“The war itself,” he writes with an apparent sigh, “has been so often described by those who saw more of it than I that I shall here say little about it.” Tellingly, in a subsequent chapter, Lewis makes only a passing reference to his father’s death.

So, nothing quite prepares readers for the emotionally raw tenor of A Grief Observed. Its memorable opening lines circle the mind like a raven: “No one ever told me that grief felt so like fear. I am not afraid, but the sensation is like being afraid. The same fluttering in the stomach, the same restlessness, the yawning. I keep on swallowing.”

Perhaps part of the reason that Lewis felt at liberty to be so candid is that A Grief Observed was originally published under a pseudonym, N. W. Clerk. “Lewis, anxious not to cause his friends any embarrassment, decided to conceal his authorship,” notes McGrath.

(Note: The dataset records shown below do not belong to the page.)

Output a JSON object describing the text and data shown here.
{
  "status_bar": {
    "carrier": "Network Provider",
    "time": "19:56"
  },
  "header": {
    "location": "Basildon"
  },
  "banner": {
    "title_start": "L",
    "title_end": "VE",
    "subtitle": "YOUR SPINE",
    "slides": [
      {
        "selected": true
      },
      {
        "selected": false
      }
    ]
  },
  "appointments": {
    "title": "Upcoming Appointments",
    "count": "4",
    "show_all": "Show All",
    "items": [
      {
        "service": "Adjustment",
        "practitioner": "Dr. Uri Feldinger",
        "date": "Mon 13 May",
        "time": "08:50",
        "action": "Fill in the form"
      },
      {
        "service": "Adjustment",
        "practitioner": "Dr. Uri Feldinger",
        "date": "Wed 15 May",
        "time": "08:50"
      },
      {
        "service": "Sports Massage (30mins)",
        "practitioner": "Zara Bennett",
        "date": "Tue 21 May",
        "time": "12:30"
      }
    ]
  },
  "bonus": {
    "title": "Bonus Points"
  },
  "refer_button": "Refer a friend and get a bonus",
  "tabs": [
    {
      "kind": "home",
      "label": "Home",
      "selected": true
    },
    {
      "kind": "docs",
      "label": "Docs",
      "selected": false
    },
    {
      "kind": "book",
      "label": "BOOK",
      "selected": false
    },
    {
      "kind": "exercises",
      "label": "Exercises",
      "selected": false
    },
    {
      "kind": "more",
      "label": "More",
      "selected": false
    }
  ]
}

Lewis’s sentiment was typical of the times. When A Grief Observed appeared in the 1960s, few people publicly discussed bereavement. Due in no small measure to Lewis, the culture of grief has changed. Memoirs of bereavement, such as Joan Didion’s The Year of Magical Thinking and Helen Macdonald’s H Is for Hawk, abound. Lewis, a pioneer of the genre, paved the way. “What many of us discover in this outpouring of anguish is that we know exactly what he is talking about,” Lewis’s stepson, Douglas H. Gresham, has written of A Grief Observed. “Those of us who have walked this same path, or are walking it as we read this book, find that we are not, after all, as alone as we thought.”

Author Madeleine L’Engle revisited the book as a new widow. “Reading A Grief Observed during my own grief made me understand that each experience of grief is unique,” wrote L’Engle, who died in 2007.

An abiding paradox of A Grief Observed, so often sent as a gift to those recently touched by loss, is that it’s a sad book tinged with pleasure—the consonance that comes from seeing a sentiment perfectly put, a sentence spun onto the page with seemingly effortless grace.

It’s the kind of magic that Lewis sought as a reader himself. “We want to see with other eyes, to imagine with other imaginations, to feel with other hearts, as well as with our own,” he wrote of his own adventure in books.

Of his old idol Chesterton’s prose, Lewis recalled that “I did not need to accept what Chesterton said in order to enjoy it.”

The same is often true of Lewis, who continues to attract readers beyond the Christian faith. Ultimately, warts and all, what he offers is a universal story, the record of a pilgrim testing belief against life.

 “What I like about experience,” he told readers, “is that it is such an honest thing.
. . . You may have deceived yourself, but experience is not trying to deceive you. The universe rings true wherever you fairly test it.”